If a line in the listing includes the word "that", copy it out.

*** SUPPLIED INFORMATION ***

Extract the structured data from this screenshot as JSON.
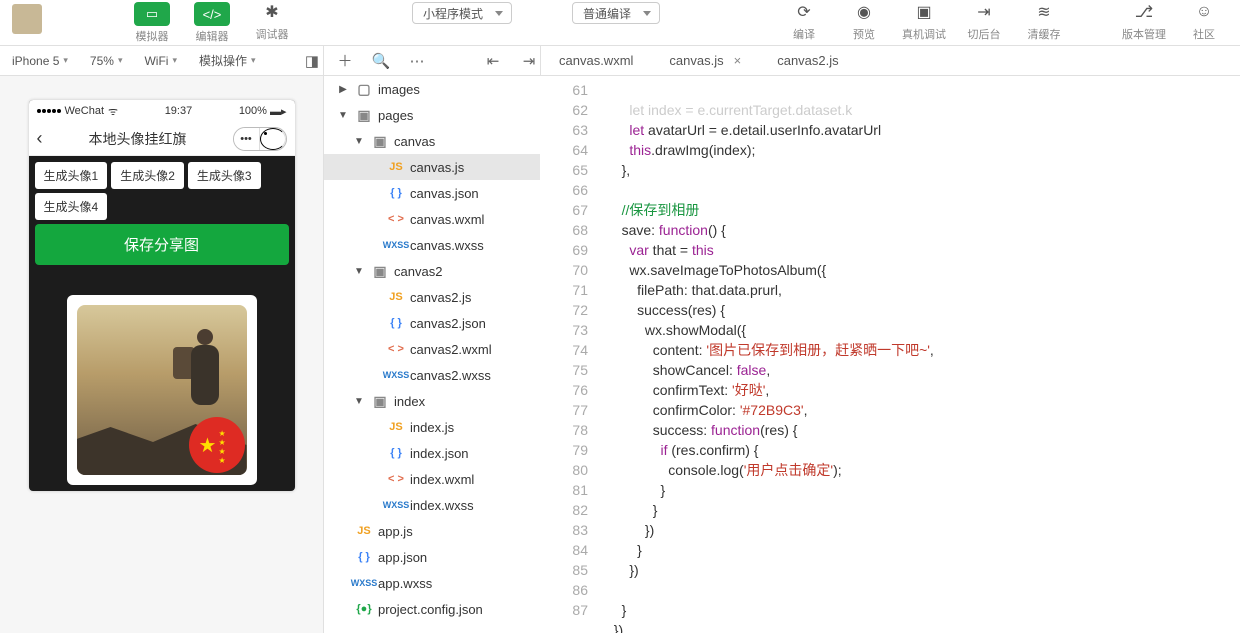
{
  "toolbar": {
    "mode_select": "小程序模式",
    "compile_select": "普通编译",
    "buttons": {
      "simulator": "模拟器",
      "editor": "编辑器",
      "debugger": "调试器",
      "compile": "编译",
      "preview": "预览",
      "remote_debug": "真机调试",
      "background": "切后台",
      "clear_cache": "清缓存",
      "version": "版本管理",
      "community": "社区"
    }
  },
  "subheader": {
    "device": "iPhone 5",
    "zoom": "75%",
    "network": "WiFi",
    "simulate": "模拟操作"
  },
  "tabs": {
    "t1": "canvas.wxml",
    "t2": "canvas.js",
    "t3": "canvas2.js"
  },
  "phone": {
    "carrier": "WeChat",
    "time": "19:37",
    "battery": "100%",
    "title": "本地头像挂红旗",
    "gen1": "生成头像1",
    "gen2": "生成头像2",
    "gen3": "生成头像3",
    "gen4": "生成头像4",
    "save": "保存分享图"
  },
  "tree": {
    "images": "images",
    "pages": "pages",
    "canvas": "canvas",
    "canvas_js": "canvas.js",
    "canvas_json": "canvas.json",
    "canvas_wxml": "canvas.wxml",
    "canvas_wxss": "canvas.wxss",
    "canvas2": "canvas2",
    "canvas2_js": "canvas2.js",
    "canvas2_json": "canvas2.json",
    "canvas2_wxml": "canvas2.wxml",
    "canvas2_wxss": "canvas2.wxss",
    "index": "index",
    "index_js": "index.js",
    "index_json": "index.json",
    "index_wxml": "index.wxml",
    "index_wxss": "index.wxss",
    "app_js": "app.js",
    "app_json": "app.json",
    "app_wxss": "app.wxss",
    "project_config": "project.config.json"
  },
  "code": {
    "lines": [
      "61",
      "62",
      "63",
      "64",
      "65",
      "66",
      "67",
      "68",
      "69",
      "70",
      "71",
      "72",
      "73",
      "74",
      "75",
      "76",
      "77",
      "78",
      "79",
      "80",
      "81",
      "82",
      "83",
      "84",
      "85",
      "86",
      "87"
    ],
    "l61": "let index = e.currentTarget.dataset.k",
    "l62_a": "let",
    "l62_b": " avatarUrl = e.detail.userInfo.avatarUrl",
    "l63_a": "this",
    "l63_b": ".drawImg(index);",
    "l64": "},",
    "l66": "//保存到相册",
    "l67_a": "save: ",
    "l67_b": "function",
    "l67_c": "() {",
    "l68_a": "var",
    "l68_b": " that = ",
    "l68_c": "this",
    "l69": "wx.saveImageToPhotosAlbum({",
    "l70": "filePath: that.data.prurl,",
    "l71": "success(res) {",
    "l72": "wx.showModal({",
    "l73_a": "content: ",
    "l73_b": "'图片已保存到相册，赶紧晒一下吧~'",
    "l73_c": ",",
    "l74_a": "showCancel: ",
    "l74_b": "false",
    "l74_c": ",",
    "l75_a": "confirmText: ",
    "l75_b": "'好哒'",
    "l75_c": ",",
    "l76_a": "confirmColor: ",
    "l76_b": "'#72B9C3'",
    "l76_c": ",",
    "l77_a": "success: ",
    "l77_b": "function",
    "l77_c": "(res) {",
    "l78_a": "if",
    "l78_b": " (res.confirm) {",
    "l79_a": "console.log(",
    "l79_b": "'用户点击确定'",
    "l79_c": ");",
    "l80": "}",
    "l81": "}",
    "l82": "})",
    "l83": "}",
    "l84": "})",
    "l86": "}",
    "l87": "})"
  }
}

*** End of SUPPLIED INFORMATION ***

## ANSWER BELOW:
    "l68_b": " that = ",
    "l70": "filePath: that.data.prurl,",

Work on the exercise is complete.